──────── DATA EXTRACT
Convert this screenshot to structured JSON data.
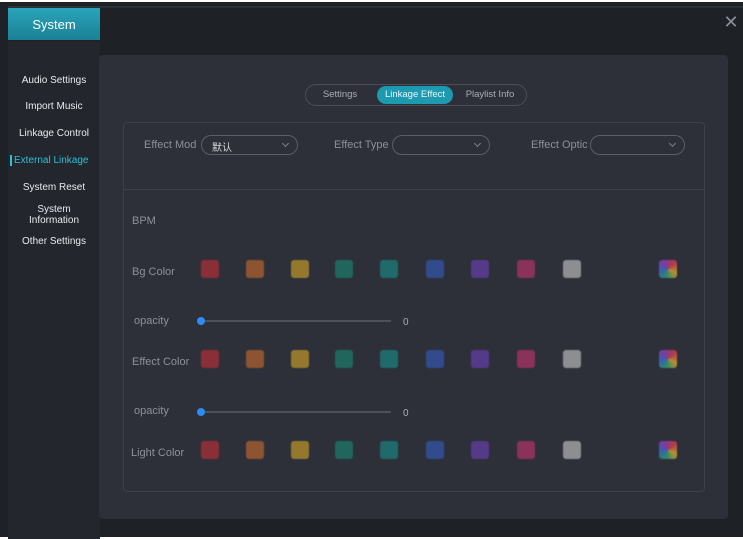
{
  "window": {
    "title": "System",
    "close_glyph": "✕"
  },
  "sidebar": {
    "items": [
      {
        "label": "Audio Settings"
      },
      {
        "label": "Import Music"
      },
      {
        "label": "Linkage Control"
      },
      {
        "label": "External Linkage"
      },
      {
        "label": "System Reset"
      },
      {
        "label": "System Information"
      },
      {
        "label": "Other Settings"
      }
    ]
  },
  "tabs": {
    "settings": "Settings",
    "linkage_effect": "Linkage Effect",
    "playlist_info": "Playlist Info",
    "active": "linkage_effect"
  },
  "effect": {
    "mode_label": "Effect Mod",
    "mode_value": "默认",
    "type_label": "Effect Type",
    "type_value": "",
    "option_label": "Effect Optic",
    "option_value": ""
  },
  "bpm_label": "BPM",
  "bg_color": {
    "label": "Bg Color"
  },
  "bg_opacity": {
    "label": "opacity",
    "value": "0",
    "fraction": 0
  },
  "effect_color": {
    "label": "Effect Color"
  },
  "effect_opacity": {
    "label": "opacity",
    "value": "0",
    "fraction": 0
  },
  "light_color": {
    "label": "Light Color"
  },
  "palette": [
    "#8a2f38",
    "#8c5431",
    "#93782e",
    "#21665d",
    "#1f6b6b",
    "#314b8c",
    "#553a8a",
    "#8a3259",
    "#8c8e92"
  ],
  "accent": "#1d9ab0",
  "custom_swatch_icon": "color-gradient-icon"
}
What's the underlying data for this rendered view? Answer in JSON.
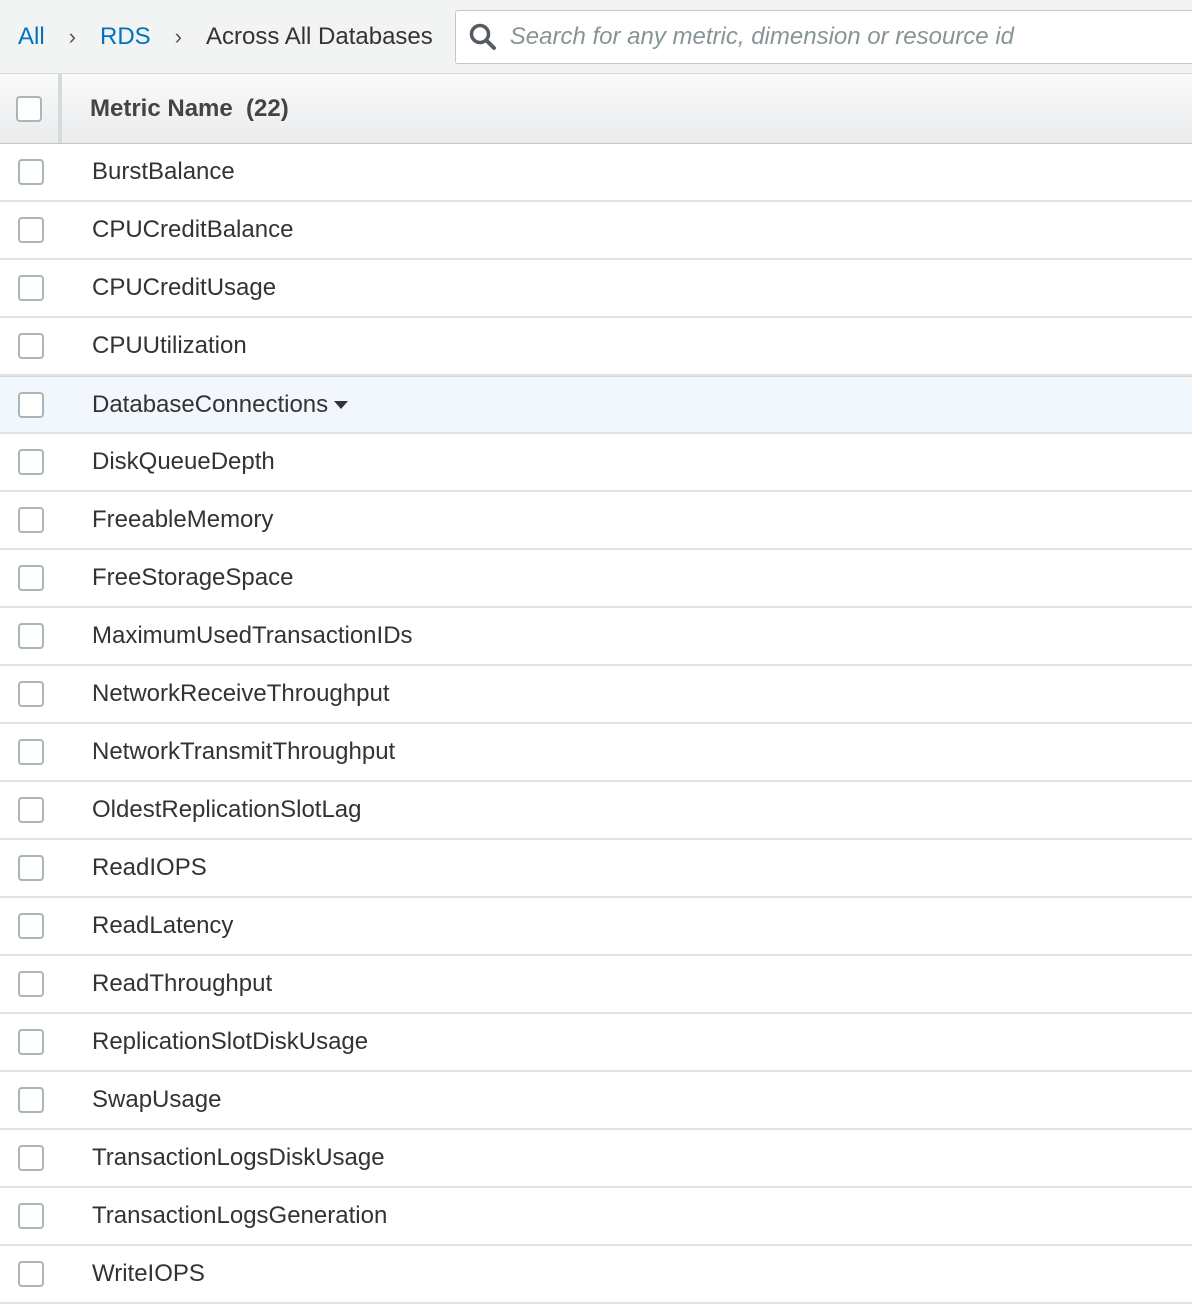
{
  "breadcrumb": {
    "items": [
      "All",
      "RDS",
      "Across All Databases"
    ]
  },
  "search": {
    "placeholder": "Search for any metric, dimension or resource id"
  },
  "table": {
    "header_label": "Metric Name  (22)",
    "rows": [
      "BurstBalance",
      "CPUCreditBalance",
      "CPUCreditUsage",
      "CPUUtilization",
      "DatabaseConnections",
      "DiskQueueDepth",
      "FreeableMemory",
      "FreeStorageSpace",
      "MaximumUsedTransactionIDs",
      "NetworkReceiveThroughput",
      "NetworkTransmitThroughput",
      "OldestReplicationSlotLag",
      "ReadIOPS",
      "ReadLatency",
      "ReadThroughput",
      "ReplicationSlotDiskUsage",
      "SwapUsage",
      "TransactionLogsDiskUsage",
      "TransactionLogsGeneration",
      "WriteIOPS"
    ],
    "highlighted_row_index": 4
  },
  "colors": {
    "link": "#0073bb",
    "highlight_row": "#f1f7fd",
    "header_bg": "#f2f3f3"
  }
}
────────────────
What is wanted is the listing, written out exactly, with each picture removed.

Convert this screenshot to structured JSON data.
{
  "window": {
    "title": "System",
    "close_glyph": "✕"
  },
  "sidebar": {
    "items": [
      {
        "label": "Audio Settings"
      },
      {
        "label": "Import Music"
      },
      {
        "label": "Linkage Control"
      },
      {
        "label": "External Linkage"
      },
      {
        "label": "System Reset"
      },
      {
        "label": "System Information"
      },
      {
        "label": "Other Settings"
      }
    ]
  },
  "tabs": {
    "settings": "Settings",
    "linkage_effect": "Linkage Effect",
    "playlist_info": "Playlist Info",
    "active": "linkage_effect"
  },
  "effect": {
    "mode_label": "Effect Mod",
    "mode_value": "默认",
    "type_label": "Effect Type",
    "type_value": "",
    "option_label": "Effect Optic",
    "option_value": ""
  },
  "bpm_label": "BPM",
  "bg_color": {
    "label": "Bg Color"
  },
  "bg_opacity": {
    "label": "opacity",
    "value": "0",
    "fraction": 0
  },
  "effect_color": {
    "label": "Effect Color"
  },
  "effect_opacity": {
    "label": "opacity",
    "value": "0",
    "fraction": 0
  },
  "light_color": {
    "label": "Light Color"
  },
  "palette": [
    "#8a2f38",
    "#8c5431",
    "#93782e",
    "#21665d",
    "#1f6b6b",
    "#314b8c",
    "#553a8a",
    "#8a3259",
    "#8c8e92"
  ],
  "accent": "#1d9ab0",
  "custom_swatch_icon": "color-gradient-icon"
}
What's the underlying data for this rendered view? Answer in JSON.
{
  "breadcrumb": {
    "items": [
      "All",
      "RDS",
      "Across All Databases"
    ]
  },
  "search": {
    "placeholder": "Search for any metric, dimension or resource id"
  },
  "table": {
    "header_label": "Metric Name  (22)",
    "rows": [
      "BurstBalance",
      "CPUCreditBalance",
      "CPUCreditUsage",
      "CPUUtilization",
      "DatabaseConnections",
      "DiskQueueDepth",
      "FreeableMemory",
      "FreeStorageSpace",
      "MaximumUsedTransactionIDs",
      "NetworkReceiveThroughput",
      "NetworkTransmitThroughput",
      "OldestReplicationSlotLag",
      "ReadIOPS",
      "ReadLatency",
      "ReadThroughput",
      "ReplicationSlotDiskUsage",
      "SwapUsage",
      "TransactionLogsDiskUsage",
      "TransactionLogsGeneration",
      "WriteIOPS"
    ],
    "highlighted_row_index": 4
  },
  "colors": {
    "link": "#0073bb",
    "highlight_row": "#f1f7fd",
    "header_bg": "#f2f3f3"
  }
}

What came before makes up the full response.